It wasn't really the name of the song that Sakamoto recorded, but that hardly mattered. When this catchy piece of MOR pop from Japan made it to the West it enjoyed enormous success. Sakamoto, who was 22, was the first and last Japanese artist to top the Billboard charts. It was also his first and last international success.
Back home of course he wasn't a one-hit wonder, he was a national hero and behaved accordingly. He lived a modest life but later was among the 520 killed when Japan Airlines' Flight 123 crashed in 1985.
But his song lives on.
A couple of years ago a Japanese friend had her parents over to New Zealand and they couldn't speak a word of English. We went out to dinner one night and her mother and I sang Sukiyaki to the great delight of the table. Music was the only language we had, and potent, cheap pop at that.
Sukiyaki was never the original title but one that Kenny Ball and His Jazzmen dropped on it when they covered it in '62. Sukiyaki is a Japanese steamboat meal (Kenny thought people would remember that name better) but the lyrics are about a man who has lost his lover and walks looking upwards, whistling, so the tears won't fall. But when the Sakamoto version was released in the West the record company kept the substitute title.
The appeal of the song is simple: it boasts a terrific and memorable melody, has wood blocks and a great string arrangement, and in Sakamoto's version there is that mysterious quality because you don't know what the lyrics are, so you can just sing them phoenetically. Sort of like singing a Keith Richards/Stones song where the lyrics are obscure so you make up your own.
And of course it has a whistling part.

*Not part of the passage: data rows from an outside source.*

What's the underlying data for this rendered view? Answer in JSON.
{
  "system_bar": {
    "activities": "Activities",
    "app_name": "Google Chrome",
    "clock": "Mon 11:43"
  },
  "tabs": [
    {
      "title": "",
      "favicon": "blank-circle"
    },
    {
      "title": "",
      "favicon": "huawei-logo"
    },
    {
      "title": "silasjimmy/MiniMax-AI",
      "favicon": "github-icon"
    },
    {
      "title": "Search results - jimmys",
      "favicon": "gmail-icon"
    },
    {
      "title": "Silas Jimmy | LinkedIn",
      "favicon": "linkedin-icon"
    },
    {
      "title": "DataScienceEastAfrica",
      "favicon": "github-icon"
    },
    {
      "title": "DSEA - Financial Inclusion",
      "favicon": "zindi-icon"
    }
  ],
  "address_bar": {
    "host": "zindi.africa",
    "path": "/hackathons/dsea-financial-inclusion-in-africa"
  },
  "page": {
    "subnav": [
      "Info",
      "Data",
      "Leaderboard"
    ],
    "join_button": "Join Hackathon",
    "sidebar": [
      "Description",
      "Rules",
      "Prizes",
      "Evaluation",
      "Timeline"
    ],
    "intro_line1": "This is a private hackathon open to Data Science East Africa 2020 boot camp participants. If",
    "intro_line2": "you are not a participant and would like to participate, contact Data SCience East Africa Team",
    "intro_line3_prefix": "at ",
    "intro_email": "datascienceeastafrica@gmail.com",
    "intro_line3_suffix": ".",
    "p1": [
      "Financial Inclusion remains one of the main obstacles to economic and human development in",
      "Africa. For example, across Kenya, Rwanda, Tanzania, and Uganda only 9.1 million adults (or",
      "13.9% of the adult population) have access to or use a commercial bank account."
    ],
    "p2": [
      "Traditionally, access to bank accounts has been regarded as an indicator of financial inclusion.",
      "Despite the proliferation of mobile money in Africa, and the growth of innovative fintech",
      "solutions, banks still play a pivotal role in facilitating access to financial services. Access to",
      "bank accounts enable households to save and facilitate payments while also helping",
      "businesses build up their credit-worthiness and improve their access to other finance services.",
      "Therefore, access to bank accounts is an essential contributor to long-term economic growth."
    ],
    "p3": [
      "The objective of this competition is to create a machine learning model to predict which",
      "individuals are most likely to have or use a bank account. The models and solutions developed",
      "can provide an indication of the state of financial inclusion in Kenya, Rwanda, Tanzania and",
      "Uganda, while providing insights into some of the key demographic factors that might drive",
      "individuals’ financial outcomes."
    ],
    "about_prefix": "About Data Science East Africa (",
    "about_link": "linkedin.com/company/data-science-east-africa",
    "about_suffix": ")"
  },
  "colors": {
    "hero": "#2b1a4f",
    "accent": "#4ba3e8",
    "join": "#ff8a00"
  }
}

Simple, clean, easy to sing and not a little charming. It has had a few cover versions (one by Selena) but there is only one Sukiyaki and it is by Kyu Sakamoto.